[Element data from apps and pages]
::::

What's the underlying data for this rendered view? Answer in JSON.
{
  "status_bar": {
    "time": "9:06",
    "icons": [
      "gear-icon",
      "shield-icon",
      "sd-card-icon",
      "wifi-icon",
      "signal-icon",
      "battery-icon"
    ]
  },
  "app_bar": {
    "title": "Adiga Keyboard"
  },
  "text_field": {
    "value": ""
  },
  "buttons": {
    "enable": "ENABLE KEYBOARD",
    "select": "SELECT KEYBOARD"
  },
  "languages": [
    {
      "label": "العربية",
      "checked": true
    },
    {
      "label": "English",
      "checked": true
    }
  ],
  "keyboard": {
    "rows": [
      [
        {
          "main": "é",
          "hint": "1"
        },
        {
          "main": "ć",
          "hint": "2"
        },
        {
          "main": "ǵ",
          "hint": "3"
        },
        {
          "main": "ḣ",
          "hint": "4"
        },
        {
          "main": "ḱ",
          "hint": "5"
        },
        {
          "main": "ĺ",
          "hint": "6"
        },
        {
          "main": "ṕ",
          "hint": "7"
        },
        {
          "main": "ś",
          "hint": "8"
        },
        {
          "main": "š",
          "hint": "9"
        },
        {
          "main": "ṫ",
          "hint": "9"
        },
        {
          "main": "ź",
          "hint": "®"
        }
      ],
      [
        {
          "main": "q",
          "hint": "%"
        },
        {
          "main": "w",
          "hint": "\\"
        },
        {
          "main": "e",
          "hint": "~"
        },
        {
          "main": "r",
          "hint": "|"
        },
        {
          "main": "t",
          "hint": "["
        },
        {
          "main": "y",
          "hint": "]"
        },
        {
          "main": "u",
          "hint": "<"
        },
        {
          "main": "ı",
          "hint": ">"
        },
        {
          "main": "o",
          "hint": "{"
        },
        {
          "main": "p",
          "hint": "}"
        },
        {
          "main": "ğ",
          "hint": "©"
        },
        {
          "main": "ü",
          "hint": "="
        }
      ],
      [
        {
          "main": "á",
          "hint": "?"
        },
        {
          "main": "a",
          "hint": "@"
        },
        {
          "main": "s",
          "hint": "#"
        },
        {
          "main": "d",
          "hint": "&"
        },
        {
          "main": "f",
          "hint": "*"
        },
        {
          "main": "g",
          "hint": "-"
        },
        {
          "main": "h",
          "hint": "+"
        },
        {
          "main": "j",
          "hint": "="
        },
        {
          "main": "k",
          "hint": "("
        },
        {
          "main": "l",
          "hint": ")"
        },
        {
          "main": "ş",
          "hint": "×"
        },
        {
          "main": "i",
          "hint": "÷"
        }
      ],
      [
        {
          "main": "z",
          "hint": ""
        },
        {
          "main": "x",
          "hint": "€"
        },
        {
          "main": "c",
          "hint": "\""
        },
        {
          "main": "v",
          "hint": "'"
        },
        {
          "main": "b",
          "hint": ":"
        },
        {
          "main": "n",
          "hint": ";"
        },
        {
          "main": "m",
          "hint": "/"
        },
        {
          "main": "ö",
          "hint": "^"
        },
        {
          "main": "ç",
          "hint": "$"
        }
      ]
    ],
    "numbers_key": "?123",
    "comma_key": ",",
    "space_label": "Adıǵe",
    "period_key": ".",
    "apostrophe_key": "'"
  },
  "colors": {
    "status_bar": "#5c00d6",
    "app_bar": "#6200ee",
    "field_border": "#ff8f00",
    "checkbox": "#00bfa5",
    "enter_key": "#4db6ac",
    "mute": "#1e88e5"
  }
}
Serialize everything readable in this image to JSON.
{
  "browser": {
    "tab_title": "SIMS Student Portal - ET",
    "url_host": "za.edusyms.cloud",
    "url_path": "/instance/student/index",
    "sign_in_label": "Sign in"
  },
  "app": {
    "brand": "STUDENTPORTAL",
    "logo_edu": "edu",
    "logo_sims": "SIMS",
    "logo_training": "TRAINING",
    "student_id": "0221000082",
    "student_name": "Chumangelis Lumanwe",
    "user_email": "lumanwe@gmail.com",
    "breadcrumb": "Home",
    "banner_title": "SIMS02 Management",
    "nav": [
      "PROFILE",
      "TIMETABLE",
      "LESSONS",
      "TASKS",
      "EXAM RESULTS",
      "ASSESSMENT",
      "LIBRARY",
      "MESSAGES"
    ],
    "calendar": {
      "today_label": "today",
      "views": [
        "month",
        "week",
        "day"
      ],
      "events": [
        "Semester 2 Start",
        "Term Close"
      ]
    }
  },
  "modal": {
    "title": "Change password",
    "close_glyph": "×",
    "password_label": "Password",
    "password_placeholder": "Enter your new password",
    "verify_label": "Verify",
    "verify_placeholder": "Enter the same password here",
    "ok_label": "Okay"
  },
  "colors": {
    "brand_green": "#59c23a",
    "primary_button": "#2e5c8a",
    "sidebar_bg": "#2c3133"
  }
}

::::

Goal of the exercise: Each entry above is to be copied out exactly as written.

Answer below:
What's the underlying data for this rendered view? Answer in JSON.
{
  "status_bar": {
    "time": "9:06",
    "icons": [
      "gear-icon",
      "shield-icon",
      "sd-card-icon",
      "wifi-icon",
      "signal-icon",
      "battery-icon"
    ]
  },
  "app_bar": {
    "title": "Adiga Keyboard"
  },
  "text_field": {
    "value": ""
  },
  "buttons": {
    "enable": "ENABLE KEYBOARD",
    "select": "SELECT KEYBOARD"
  },
  "languages": [
    {
      "label": "العربية",
      "checked": true
    },
    {
      "label": "English",
      "checked": true
    }
  ],
  "keyboard": {
    "rows": [
      [
        {
          "main": "é",
          "hint": "1"
        },
        {
          "main": "ć",
          "hint": "2"
        },
        {
          "main": "ǵ",
          "hint": "3"
        },
        {
          "main": "ḣ",
          "hint": "4"
        },
        {
          "main": "ḱ",
          "hint": "5"
        },
        {
          "main": "ĺ",
          "hint": "6"
        },
        {
          "main": "ṕ",
          "hint": "7"
        },
        {
          "main": "ś",
          "hint": "8"
        },
        {
          "main": "š",
          "hint": "9"
        },
        {
          "main": "ṫ",
          "hint": "9"
        },
        {
          "main": "ź",
          "hint": "®"
        }
      ],
      [
        {
          "main": "q",
          "hint": "%"
        },
        {
          "main": "w",
          "hint": "\\"
        },
        {
          "main": "e",
          "hint": "~"
        },
        {
          "main": "r",
          "hint": "|"
        },
        {
          "main": "t",
          "hint": "["
        },
        {
          "main": "y",
          "hint": "]"
        },
        {
          "main": "u",
          "hint": "<"
        },
        {
          "main": "ı",
          "hint": ">"
        },
        {
          "main": "o",
          "hint": "{"
        },
        {
          "main": "p",
          "hint": "}"
        },
        {
          "main": "ğ",
          "hint": "©"
        },
        {
          "main": "ü",
          "hint": "="
        }
      ],
      [
        {
          "main": "á",
          "hint": "?"
        },
        {
          "main": "a",
          "hint": "@"
        },
        {
          "main": "s",
          "hint": "#"
        },
        {
          "main": "d",
          "hint": "&"
        },
        {
          "main": "f",
          "hint": "*"
        },
        {
          "main": "g",
          "hint": "-"
        },
        {
          "main": "h",
          "hint": "+"
        },
        {
          "main": "j",
          "hint": "="
        },
        {
          "main": "k",
          "hint": "("
        },
        {
          "main": "l",
          "hint": ")"
        },
        {
          "main": "ş",
          "hint": "×"
        },
        {
          "main": "i",
          "hint": "÷"
        }
      ],
      [
        {
          "main": "z",
          "hint": ""
        },
        {
          "main": "x",
          "hint": "€"
        },
        {
          "main": "c",
          "hint": "\""
        },
        {
          "main": "v",
          "hint": "'"
        },
        {
          "main": "b",
          "hint": ":"
        },
        {
          "main": "n",
          "hint": ";"
        },
        {
          "main": "m",
          "hint": "/"
        },
        {
          "main": "ö",
          "hint": "^"
        },
        {
          "main": "ç",
          "hint": "$"
        }
      ]
    ],
    "numbers_key": "?123",
    "comma_key": ",",
    "space_label": "Adıǵe",
    "period_key": ".",
    "apostrophe_key": "'"
  },
  "colors": {
    "status_bar": "#5c00d6",
    "app_bar": "#6200ee",
    "field_border": "#ff8f00",
    "checkbox": "#00bfa5",
    "enter_key": "#4db6ac",
    "mute": "#1e88e5"
  }
}
Serialize everything readable in this image to JSON.
{
  "browser": {
    "tab_title": "SIMS Student Portal - ET",
    "url_host": "za.edusyms.cloud",
    "url_path": "/instance/student/index",
    "sign_in_label": "Sign in"
  },
  "app": {
    "brand": "STUDENTPORTAL",
    "logo_edu": "edu",
    "logo_sims": "SIMS",
    "logo_training": "TRAINING",
    "student_id": "0221000082",
    "student_name": "Chumangelis Lumanwe",
    "user_email": "lumanwe@gmail.com",
    "breadcrumb": "Home",
    "banner_title": "SIMS02 Management",
    "nav": [
      "PROFILE",
      "TIMETABLE",
      "LESSONS",
      "TASKS",
      "EXAM RESULTS",
      "ASSESSMENT",
      "LIBRARY",
      "MESSAGES"
    ],
    "calendar": {
      "today_label": "today",
      "views": [
        "month",
        "week",
        "day"
      ],
      "events": [
        "Semester 2 Start",
        "Term Close"
      ]
    }
  },
  "modal": {
    "title": "Change password",
    "close_glyph": "×",
    "password_label": "Password",
    "password_placeholder": "Enter your new password",
    "verify_label": "Verify",
    "verify_placeholder": "Enter the same password here",
    "ok_label": "Okay"
  },
  "colors": {
    "brand_green": "#59c23a",
    "primary_button": "#2e5c8a",
    "sidebar_bg": "#2c3133"
  }
}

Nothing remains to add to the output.